The Factory approach, instead, points to the evolution of the entire development ecosystem following the principles of security, ease of code implementation and the creation of a constantly updated shared codebase, making development much less complex.


Using a Factory-based approach provides a high level of customization in a secure environment. Developers can extend the code of a contract cloned by a Factory, using an Extension smart contract. The Extension is linked to the cloned contract extending its on-top functionalities and the possibilities of interaction and external integration. Consequently, you have security because the contract core is cloned from a model but you can hook an Extension on top implementing custom logic according to your project needs.
Let's take as an example a Factory that clones Farming contracts: The farming contract is the model contract and an Extension on top allows you to interact with it in a customized way.

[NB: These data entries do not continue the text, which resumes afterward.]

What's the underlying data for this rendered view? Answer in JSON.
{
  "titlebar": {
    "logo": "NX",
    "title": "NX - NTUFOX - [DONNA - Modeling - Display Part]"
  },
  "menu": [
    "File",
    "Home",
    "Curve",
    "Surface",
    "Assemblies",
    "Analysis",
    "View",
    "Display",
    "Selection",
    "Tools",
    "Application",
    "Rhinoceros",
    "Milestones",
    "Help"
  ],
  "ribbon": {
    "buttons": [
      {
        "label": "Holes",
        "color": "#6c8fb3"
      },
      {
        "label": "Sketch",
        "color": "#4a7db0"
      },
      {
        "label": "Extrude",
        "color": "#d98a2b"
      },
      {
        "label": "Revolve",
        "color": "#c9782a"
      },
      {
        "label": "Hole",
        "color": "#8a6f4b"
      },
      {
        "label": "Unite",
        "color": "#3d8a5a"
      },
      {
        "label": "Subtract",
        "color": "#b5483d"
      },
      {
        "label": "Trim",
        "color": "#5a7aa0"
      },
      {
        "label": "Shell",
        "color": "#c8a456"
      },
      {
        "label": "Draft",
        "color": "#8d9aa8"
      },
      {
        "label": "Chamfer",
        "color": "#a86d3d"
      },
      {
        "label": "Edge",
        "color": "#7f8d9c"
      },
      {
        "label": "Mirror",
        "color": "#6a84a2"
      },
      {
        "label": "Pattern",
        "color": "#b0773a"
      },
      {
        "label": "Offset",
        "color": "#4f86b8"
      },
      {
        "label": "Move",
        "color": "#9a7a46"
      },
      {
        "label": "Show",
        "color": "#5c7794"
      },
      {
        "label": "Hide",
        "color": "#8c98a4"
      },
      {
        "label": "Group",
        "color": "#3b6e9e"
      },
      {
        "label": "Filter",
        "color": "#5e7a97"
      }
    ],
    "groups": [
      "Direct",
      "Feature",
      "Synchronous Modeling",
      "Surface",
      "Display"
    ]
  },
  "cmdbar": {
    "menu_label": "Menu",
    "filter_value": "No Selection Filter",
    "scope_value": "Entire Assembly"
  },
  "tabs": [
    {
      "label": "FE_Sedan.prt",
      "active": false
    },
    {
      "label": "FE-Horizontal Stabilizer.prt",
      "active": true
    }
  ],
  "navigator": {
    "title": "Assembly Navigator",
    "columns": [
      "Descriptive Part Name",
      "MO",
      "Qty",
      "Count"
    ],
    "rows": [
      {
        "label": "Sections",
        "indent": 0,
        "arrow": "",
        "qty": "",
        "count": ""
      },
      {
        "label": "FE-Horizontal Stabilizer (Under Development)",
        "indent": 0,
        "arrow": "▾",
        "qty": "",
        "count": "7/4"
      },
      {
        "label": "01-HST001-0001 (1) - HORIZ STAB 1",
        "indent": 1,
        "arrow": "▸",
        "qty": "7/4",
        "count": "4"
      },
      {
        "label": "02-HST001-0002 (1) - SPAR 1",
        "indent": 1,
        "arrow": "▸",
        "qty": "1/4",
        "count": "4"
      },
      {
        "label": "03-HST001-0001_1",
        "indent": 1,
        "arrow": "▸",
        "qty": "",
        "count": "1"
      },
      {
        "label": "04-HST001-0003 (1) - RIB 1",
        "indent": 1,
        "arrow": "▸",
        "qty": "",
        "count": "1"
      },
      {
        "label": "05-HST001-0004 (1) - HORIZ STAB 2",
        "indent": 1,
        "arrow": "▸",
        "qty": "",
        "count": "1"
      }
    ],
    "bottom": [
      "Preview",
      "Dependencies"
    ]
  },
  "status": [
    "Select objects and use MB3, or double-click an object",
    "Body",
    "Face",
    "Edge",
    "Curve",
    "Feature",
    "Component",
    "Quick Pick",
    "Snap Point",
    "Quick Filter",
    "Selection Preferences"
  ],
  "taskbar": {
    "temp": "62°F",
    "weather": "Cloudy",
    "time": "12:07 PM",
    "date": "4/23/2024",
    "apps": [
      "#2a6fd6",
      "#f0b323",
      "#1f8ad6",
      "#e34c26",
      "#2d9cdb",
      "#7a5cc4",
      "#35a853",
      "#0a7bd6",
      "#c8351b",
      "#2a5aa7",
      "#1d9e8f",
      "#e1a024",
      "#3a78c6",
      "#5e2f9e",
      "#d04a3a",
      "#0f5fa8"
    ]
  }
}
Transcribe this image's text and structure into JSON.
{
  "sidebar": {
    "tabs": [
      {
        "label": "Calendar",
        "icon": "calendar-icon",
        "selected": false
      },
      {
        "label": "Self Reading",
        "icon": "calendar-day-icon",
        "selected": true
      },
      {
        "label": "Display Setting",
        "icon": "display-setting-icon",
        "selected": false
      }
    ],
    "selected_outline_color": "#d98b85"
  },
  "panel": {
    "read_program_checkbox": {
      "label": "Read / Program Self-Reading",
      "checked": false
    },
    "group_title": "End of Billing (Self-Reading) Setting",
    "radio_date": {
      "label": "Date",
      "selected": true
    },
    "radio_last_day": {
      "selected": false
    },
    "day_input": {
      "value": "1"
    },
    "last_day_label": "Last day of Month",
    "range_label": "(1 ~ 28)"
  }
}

An on-chain Organization needs a custom Extension that transfers funds from the Treasury Manager in the manner provided by the operation of the Organization itself, while a DAO needs an extension that allows funds to be sent to the contract according to its specific operating logic and so on. The result is a secure cloned contract, extendable and integrable through Extensions.
The result is a secure cloned contract, extendable and integrable through Extensions.

What is the FoF?

The Factory-of-Factories (FoF) is a Factory deployer and aggregator and it represents the heart of the Factory-based approach.
The FoF allows: Every developer to deploy one or more Factories at the same time or at a later date Discoverability: reconstruct all existing Factories that are always saved on-chain including the reference address that deployed them Versioning: deploy a new version of a Factory having the old one always available to be used by users at any time Metadata: each Factory has its own set of metadata that FoF allows to easily reconstruct Modularity: Factories deployed by FoF represent a shared codebase composed for many different uses. You can create your own project by cloning and implementing contracts from different Factories Extendibility: each contract cloned from different Factories can be extended using Extension smart contracts so that they perfectly fit the needs of your project

Implement a real Business model in your Factories

Devs can implement a real business model in their Factories and in the underlying model contracts, earning fees every time their contracts are cloned and/or used.
Only the Factories deployed through the Factory-of-Factories (FoF) can implement a real fee-based business model.
The Factory maker can choose from two possible fee-based business models:
  • Creation fee. This model allows the Factory maker to implement a fee for cloning the model contract, involving the burn or transfer of a certain amount of tokens.
Imagine a Factory, the model contracts of which are microservices that Organizations can easily clone and implement. Let’s say that the Factory maker codes the model with a creation fee, so that every time a user clones the contract he must pay/burn a fixed token amount.
  • Usage fee. This model allows the Factory maker to implement a fee for the use of all clones of the Factory’s model contract. The usage fee can be static (a fixed amount of a specific token that users must burn or transfer using the cloned contracts), or variable (a percentage of the value a user transacts).
Imagine a Factory, the model contract of which is a Farming contract any developer can clone and implement their applications with to let users farm. Let’s say that the Factory maker codes the model with a withdrawal fee, so that every time a user withdraws liquidity from their farming position, they must pay/burn a fixed token amount (static fee) or the Factory maker receives 2% of the withdrawn tokens or the (variable fee).